— Be absolutely sure to set aside time to thank people — those who are congratulating you on social media and via email, as well as all those people who helped you make the launch day possible in the first place.

Launch = Logistics was a visual I held up towards the end of the session. It’s all about knowing which levers to pull and when, which requires planning, so my main advice is to work hard to make that plan a solid one, so that when it comes time to execute, you are prepared and everything runs smoothly (or smooth enough so that when the inevitble surprises come up, you will have no problem whatsoever dealing with the unexpected). If your are stressed out and feeling like you aren’t going to get done what you need to get done, that you are rushing around and missing out on opportunities — you’ll be feeling bad, about yourself, and about your book. And that’s unacceptable!

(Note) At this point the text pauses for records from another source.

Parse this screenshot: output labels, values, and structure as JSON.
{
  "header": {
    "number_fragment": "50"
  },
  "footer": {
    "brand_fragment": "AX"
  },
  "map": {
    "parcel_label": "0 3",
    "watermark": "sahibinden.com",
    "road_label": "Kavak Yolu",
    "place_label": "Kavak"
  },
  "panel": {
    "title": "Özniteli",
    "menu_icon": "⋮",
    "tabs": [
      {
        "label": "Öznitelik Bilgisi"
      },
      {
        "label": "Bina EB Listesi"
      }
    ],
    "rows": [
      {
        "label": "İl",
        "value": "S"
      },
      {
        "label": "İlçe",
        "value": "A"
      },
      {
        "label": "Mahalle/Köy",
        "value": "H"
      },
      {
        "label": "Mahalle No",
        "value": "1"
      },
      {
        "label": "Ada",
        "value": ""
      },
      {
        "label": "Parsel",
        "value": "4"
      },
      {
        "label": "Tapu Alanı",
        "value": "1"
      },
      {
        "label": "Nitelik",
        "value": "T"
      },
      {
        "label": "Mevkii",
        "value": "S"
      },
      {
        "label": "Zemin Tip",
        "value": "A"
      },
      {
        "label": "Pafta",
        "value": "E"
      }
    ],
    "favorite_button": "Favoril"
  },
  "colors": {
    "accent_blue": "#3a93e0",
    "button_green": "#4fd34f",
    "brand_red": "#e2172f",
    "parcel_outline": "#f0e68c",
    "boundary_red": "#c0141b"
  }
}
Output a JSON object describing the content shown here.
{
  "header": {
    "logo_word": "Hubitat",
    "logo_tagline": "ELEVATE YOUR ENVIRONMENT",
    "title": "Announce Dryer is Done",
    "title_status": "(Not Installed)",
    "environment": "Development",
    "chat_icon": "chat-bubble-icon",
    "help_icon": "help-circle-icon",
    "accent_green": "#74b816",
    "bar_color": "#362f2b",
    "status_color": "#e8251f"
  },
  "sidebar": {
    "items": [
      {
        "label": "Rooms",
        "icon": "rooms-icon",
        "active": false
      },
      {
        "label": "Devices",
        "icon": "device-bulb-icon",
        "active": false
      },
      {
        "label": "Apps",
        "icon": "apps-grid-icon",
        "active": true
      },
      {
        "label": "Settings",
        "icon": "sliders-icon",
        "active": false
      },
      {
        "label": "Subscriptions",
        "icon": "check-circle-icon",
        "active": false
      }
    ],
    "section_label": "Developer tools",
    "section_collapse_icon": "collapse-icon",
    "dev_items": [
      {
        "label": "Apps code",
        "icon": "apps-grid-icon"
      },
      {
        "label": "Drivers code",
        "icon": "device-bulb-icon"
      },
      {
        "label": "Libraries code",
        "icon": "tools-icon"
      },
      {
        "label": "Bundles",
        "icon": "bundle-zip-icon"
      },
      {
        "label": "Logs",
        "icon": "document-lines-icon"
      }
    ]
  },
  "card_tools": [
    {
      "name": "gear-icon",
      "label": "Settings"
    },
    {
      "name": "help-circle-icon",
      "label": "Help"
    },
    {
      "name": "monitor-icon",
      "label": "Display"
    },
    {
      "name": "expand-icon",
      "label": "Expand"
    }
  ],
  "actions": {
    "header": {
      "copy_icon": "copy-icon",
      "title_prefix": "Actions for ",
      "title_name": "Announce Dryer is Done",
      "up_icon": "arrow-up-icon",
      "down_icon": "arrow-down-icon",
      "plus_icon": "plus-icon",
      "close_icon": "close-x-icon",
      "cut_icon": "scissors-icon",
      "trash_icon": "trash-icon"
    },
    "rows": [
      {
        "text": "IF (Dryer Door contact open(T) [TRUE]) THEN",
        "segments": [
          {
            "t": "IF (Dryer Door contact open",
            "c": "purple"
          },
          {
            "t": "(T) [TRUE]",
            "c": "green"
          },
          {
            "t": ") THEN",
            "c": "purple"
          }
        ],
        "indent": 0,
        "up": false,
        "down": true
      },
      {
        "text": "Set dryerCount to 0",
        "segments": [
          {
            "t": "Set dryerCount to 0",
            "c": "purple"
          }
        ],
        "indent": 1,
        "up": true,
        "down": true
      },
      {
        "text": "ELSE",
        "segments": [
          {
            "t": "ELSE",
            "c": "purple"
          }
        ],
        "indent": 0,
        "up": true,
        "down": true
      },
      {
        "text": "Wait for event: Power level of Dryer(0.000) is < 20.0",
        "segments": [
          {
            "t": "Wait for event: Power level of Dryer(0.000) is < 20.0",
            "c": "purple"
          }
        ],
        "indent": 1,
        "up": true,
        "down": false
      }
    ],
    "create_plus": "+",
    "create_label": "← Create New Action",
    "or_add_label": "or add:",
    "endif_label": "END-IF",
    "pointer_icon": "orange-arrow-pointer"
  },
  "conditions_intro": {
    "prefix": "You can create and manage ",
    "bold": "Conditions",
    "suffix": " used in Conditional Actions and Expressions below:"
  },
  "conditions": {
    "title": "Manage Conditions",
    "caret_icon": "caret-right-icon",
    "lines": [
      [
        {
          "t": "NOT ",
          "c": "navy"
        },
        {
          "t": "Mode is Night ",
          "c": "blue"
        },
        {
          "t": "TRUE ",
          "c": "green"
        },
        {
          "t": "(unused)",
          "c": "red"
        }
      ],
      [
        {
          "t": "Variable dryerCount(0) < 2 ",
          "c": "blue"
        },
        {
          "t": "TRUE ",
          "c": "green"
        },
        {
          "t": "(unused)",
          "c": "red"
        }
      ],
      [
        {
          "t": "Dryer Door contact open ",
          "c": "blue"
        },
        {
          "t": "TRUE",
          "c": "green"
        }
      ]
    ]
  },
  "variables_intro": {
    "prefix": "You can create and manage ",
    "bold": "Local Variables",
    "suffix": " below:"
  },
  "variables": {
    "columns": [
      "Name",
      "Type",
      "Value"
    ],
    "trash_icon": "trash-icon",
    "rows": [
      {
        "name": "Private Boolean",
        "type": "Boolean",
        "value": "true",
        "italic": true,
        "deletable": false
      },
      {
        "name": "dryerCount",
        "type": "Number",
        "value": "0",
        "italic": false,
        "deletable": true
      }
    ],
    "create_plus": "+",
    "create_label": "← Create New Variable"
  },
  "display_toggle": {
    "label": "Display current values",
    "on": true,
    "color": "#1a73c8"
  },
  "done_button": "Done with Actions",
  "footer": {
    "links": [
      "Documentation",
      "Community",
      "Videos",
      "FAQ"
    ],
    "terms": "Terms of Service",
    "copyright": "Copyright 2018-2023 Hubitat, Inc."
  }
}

— Because perhaps the most important thing to remember is that your book launch is cause to celebrate. If you’ve done it right — if you planned things out well in advance, you should be able to find the time to savor all that you have accomplished, hopefully with all of the people who mean the most to you.

— So, last piece of advice, remember to put that good bottle of champagne in the fridge, so that it’s properly chilled and ready to pop!

Thyra Heder reads from her children’s book Fraidyzoo at PowerHouse Arena in Dumbo, Brooklyn.

Underground Loft Opera is the new club scene in Gowanus, Brooklyn.

I wish my pictures had turned out better. The opera — The Marriage of Figaro — was amazing, thrilling, and hilarious, and the loft space in Gowanus is fantastic. Great to see the F train streaking across the night sky through the windows while the performers fill the spacious, filled-to-capacity loft with music and song.

Sign up for the Loft Opera mailing list or “Like” the “>Loft Opera Facebook page to find out about upcoming shows. The performance we saw got a well-deserved standing ovation — definitely worth checking out.

Prospect Park
Brooklyn, NY
November 3, 2013

From The Baking Bean at the Smorgasburg in Dumbo. Wow. Delicious. Perfect for the season.